- Three chapels stand in Großostheim. A local farrier, Peter Drippel, built one of these in 1517 and it was consecrated to the patron saint of his craft, Saint Eligius. The so-called Frauhäuschen is a chapel sacred to Mary (late 15th century). The most important piece of decoration at the Kreuzkapelle (“Cross Chapel”) is a Crucifixion scene by Hans Backoffen, a late work from 1513.
- In the constituent community of Pflaumheim stands the oldest town hall in the Bachgau.
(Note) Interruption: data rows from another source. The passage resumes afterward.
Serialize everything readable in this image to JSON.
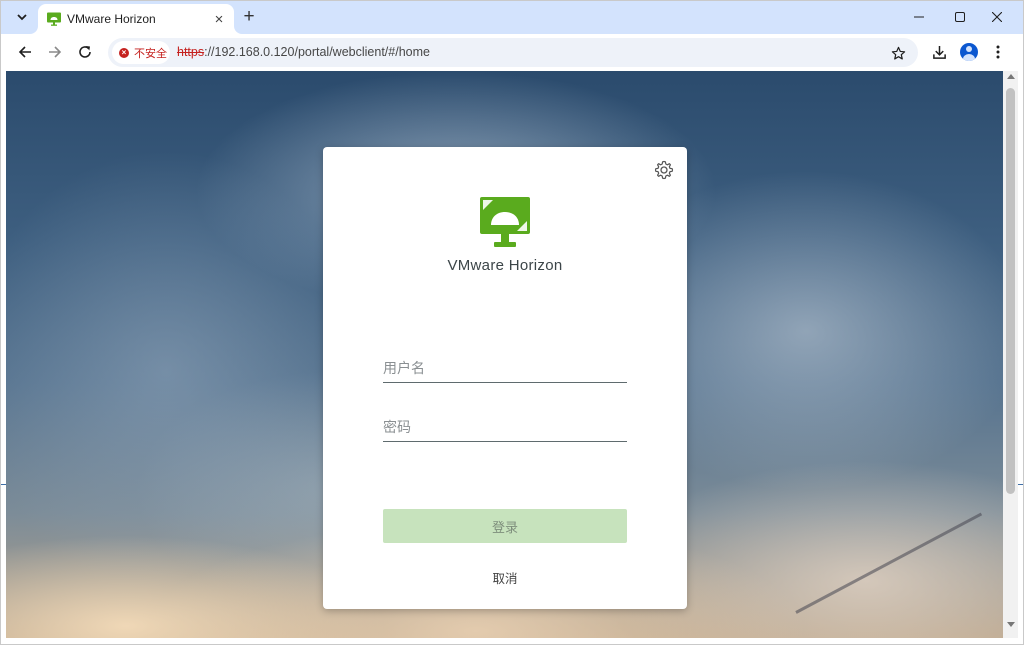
{
  "browser": {
    "tab": {
      "title": "VMware Horizon",
      "favicon": "vmware-horizon-favicon",
      "close_label": "×"
    },
    "new_tab_label": "+",
    "address_bar": {
      "security_label": "不安全",
      "url_scheme": "https",
      "url_rest": "://192.168.0.120/portal/webclient/#/home"
    },
    "colors": {
      "tabstrip": "#d3e3fd",
      "insecure": "#c5221f",
      "accent": "#0b57d0"
    }
  },
  "login": {
    "brand": "VMware Horizon",
    "username_placeholder": "用户名",
    "password_placeholder": "密码",
    "username_value": "",
    "password_value": "",
    "login_label": "登录",
    "cancel_label": "取消",
    "login_enabled": false,
    "colors": {
      "logo_green": "#5aab1e",
      "login_button_disabled": "#c7e3bd"
    }
  },
  "icons": {
    "tab_menu": "chevron-down-icon",
    "back": "arrow-left-icon",
    "forward": "arrow-right-icon",
    "reload": "reload-icon",
    "bookmark": "star-icon",
    "download": "download-icon",
    "profile": "avatar-icon",
    "menu": "kebab-menu-icon",
    "settings": "gear-icon",
    "minimize": "minimize-icon",
    "maximize": "maximize-icon",
    "close": "close-icon"
  }
}
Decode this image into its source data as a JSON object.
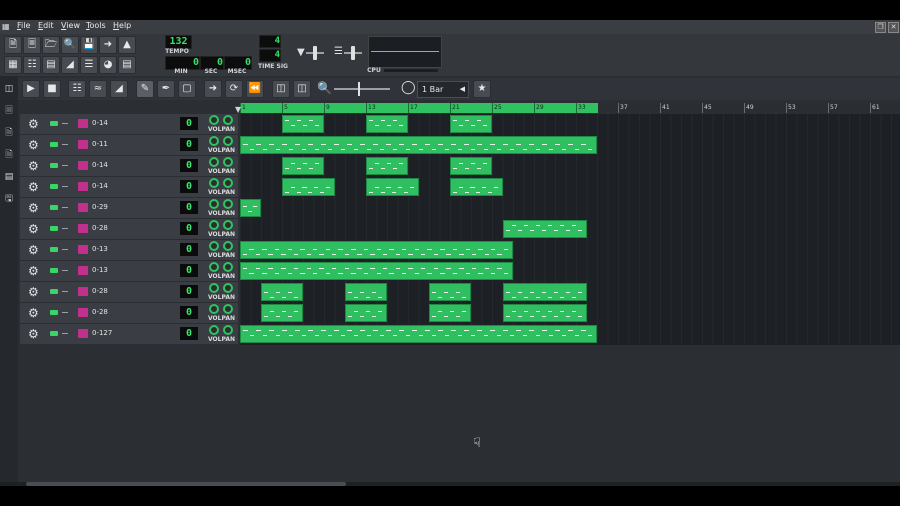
{
  "menu": {
    "items": [
      {
        "label": "File",
        "accel": "F",
        "rest": "ile"
      },
      {
        "label": "Edit",
        "accel": "E",
        "rest": "dit"
      },
      {
        "label": "View",
        "accel": "V",
        "rest": "iew"
      },
      {
        "label": "Tools",
        "accel": "T",
        "rest": "ools"
      },
      {
        "label": "Help",
        "accel": "H",
        "rest": "elp"
      }
    ]
  },
  "transport": {
    "tempo_value": "132",
    "tempo_label": "TEMPO",
    "min_value": "0",
    "min_label": "MIN",
    "sec_value": "0",
    "sec_label": "SEC",
    "msec_value": "0",
    "msec_label": "MSEC",
    "timesig_num": "4",
    "timesig_den": "4",
    "timesig_label": "TIME SIG",
    "cpu_label": "CPU"
  },
  "song_editor": {
    "zoom_label": "1 Bar",
    "ruler_ticks": [
      "1",
      "5",
      "9",
      "13",
      "17",
      "21",
      "25",
      "29",
      "33",
      "37",
      "41",
      "45",
      "49",
      "53",
      "57",
      "61"
    ]
  },
  "tracks": [
    {
      "name": "0-14",
      "value": "0"
    },
    {
      "name": "0-11",
      "value": "0"
    },
    {
      "name": "0-14",
      "value": "0"
    },
    {
      "name": "0-14",
      "value": "0"
    },
    {
      "name": "0-29",
      "value": "0"
    },
    {
      "name": "0-28",
      "value": "0"
    },
    {
      "name": "0-13",
      "value": "0"
    },
    {
      "name": "0-13",
      "value": "0"
    },
    {
      "name": "0-28",
      "value": "0"
    },
    {
      "name": "0-28",
      "value": "0"
    },
    {
      "name": "0-127",
      "value": "0"
    }
  ],
  "track_labels": {
    "vol": "VOL",
    "pan": "PAN"
  },
  "colors": {
    "accent": "#2fbf61",
    "lcd": "#34e26b",
    "instrument": "#c0308c"
  }
}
The timber-frame building, restored in 1981, comes from 1548. A stylistically similar town hall building from 1584 is found in the constituent community of Wenigumstadt.
- Großostheim lies on the Einhardsweg. This 77 km-long hiking and cycling trail follows Charlemagne’s biographer Einhard’s footsteps, running from Bad König to Hanau.
- Thirty-six Bildstöcke (sing. Bildstock – a cross-shaped or columnar pillar functioning as a wayside shrine) from the 16th to 18th centuries stand along the hiking and cycling trails right nearby.
- Filmed in Großostheim from 1987 to 1989 was the television series Mit Leib und Seele with the popular actor Günter Strack in the main rôle. However, the community was known in the show as Eberfeld.
Economy and infrastructureEdit
Economy, agriculture, forestryEdit
According to official statistics, there were 85 workers on the social welfare contribution rolls working in agriculture and forestry in 1998. In producing businesses this was 2,427, and in trade and transport 1,067. In other areas, 910 workers on the social welfare contribution rolls are employed, and 5,627 such workers work from home. There were 9 processing businesses. Fourteen businesses are in construction, and furthermore, in 1999, there were 84 agricultural operations with a working area of 2 656 ha, of which 2 428 ha was cropland and 193 ha was meadowland. There are a brewery and several winegrowing operations here.
The best known firm in the community was the European head office of Nintendo before its closure and relocation to Frankfurt in 2015. Also, the meat processing business Salomon Foodworld is resident here.
Großostheim lies on Bundesstraßen 469 and 26 near Autobahn A 3. In the constituent community of Ringheim lies a regional airport. Großostheim once had passenger train service, but unfortunately that service ended in 1974 with the closing of the Bachgau railway line. The nearest major railway station is the Aschaffenburg Hauptbahnhof. Bus service to nearby towns, including Aschaffenburg, is available.
There are the following institutions (as at 2007):
Sons and daughters of the townEdit
- Otto Becker (1958– ), German show jumper
- Heinrich Hock (1887–1971), German chemist
- Prof. Dr. Rudolf Schüßler (1960– ), German (moral) philosopher
This section needs additional citations for verification. (August 2016) (Learn how and when to remove this template message)
- "Fortschreibung des Bevölkerungsstandes". Bayerisches Landesamt für Statistik und Datenverarbeitung (in German). July 2019.
- Wolfgang Hartmann: 1200 Jahre Großostheim. Großostheim 1999
- Frank Schmelz: Lineare anthropogene Gehölz- und Saumstrukturen im Bachgau (Gmde. Großostheim, Lkrs. Aschaffenburg). Gießen 2001
|Wikimedia Commons has media related to Großostheim.|
- Bavarian Lower Main history portal (in German)
- Großostheim in National Socialist times, documentation (in German)